What role does the EU play in promoting languages?
The European Commission is very keen to promote language learning and linguistic diversity across Europe so as to improve basic language skills.
It is working with national governments to meet an ambitious goal: enabling citizens to communicate in 2 languages other than their mother tongue. This "Barcelona objective" was agreed in 2002 by the EU's heads of state and government.
The 2008 Communication "Multilingualism - an asset for Europe and a shared commitment" outlines the Commission's activities in this area. Priorities include:
- helping EU countries develop new educational tools to ensure that school-leavers have better language skills;
- gathering data to monitor progress in language teaching and learning - to encourage mastery of more than one language as a way of improving job prospects and enabling people to move around within the EU;
rewarding innovation in the language teaching and learning.
Why is it needed?
The European Union's aspiration to be united in diversity underpins the whole European project. The harmonious co-existence of many languages in Europe embodies this. Languages can build bridges between people, giving us access to other countries and cultures, and enabling us to understand each other better.
Foreign language skills play an increasingly important in making young people more employable and equipping them for working abroad.
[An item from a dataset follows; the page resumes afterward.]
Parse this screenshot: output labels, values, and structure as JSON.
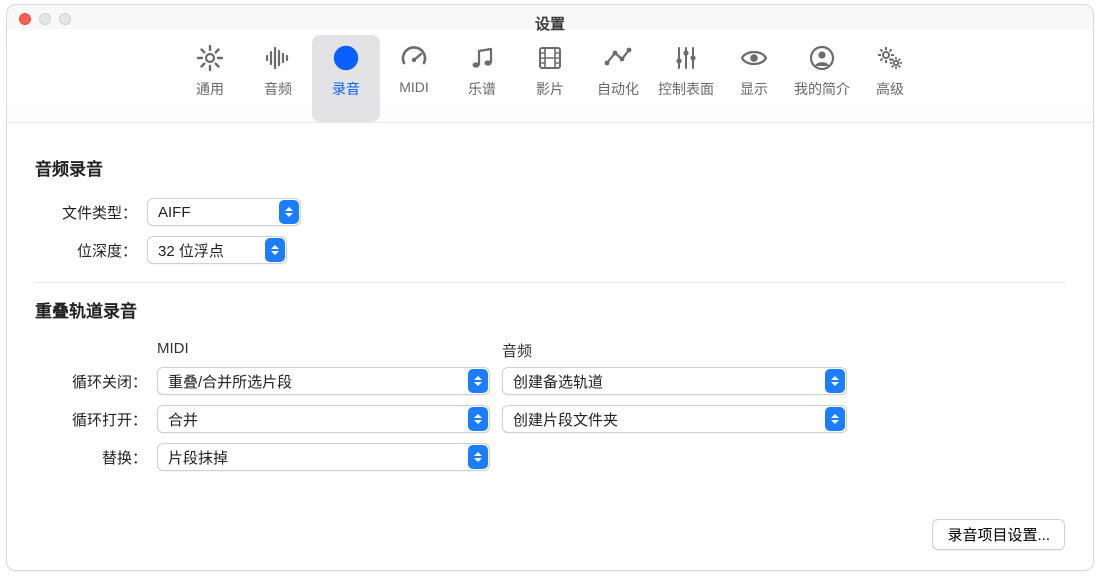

They are also a factor in competitiveness; poor language skills cause many companies to lose contracts and hamper workers who might want to seek employment in countries other than their own.
Yet, too many Europeans still leave school without a working knowledge of a second language - reason enough to make language teaching and learning more efficient.
What is being done?
The European Commission responds to these needs by:
It supports these activities by:
- working together with the Council of Europe and its European Centre of Modern Languages, whose main focus is innovation in language teaching;
- cooperating with the European institutions' language service providers, especially the Commission's Translation and Interpretation departments, to promote education and training for linguists;
- awarding the European Language Label to encourage new language teaching techniques.
Finally, the new Erasmus+ programme offers new opportunities for young people to hone their language skills by engaging in learning and training abroad".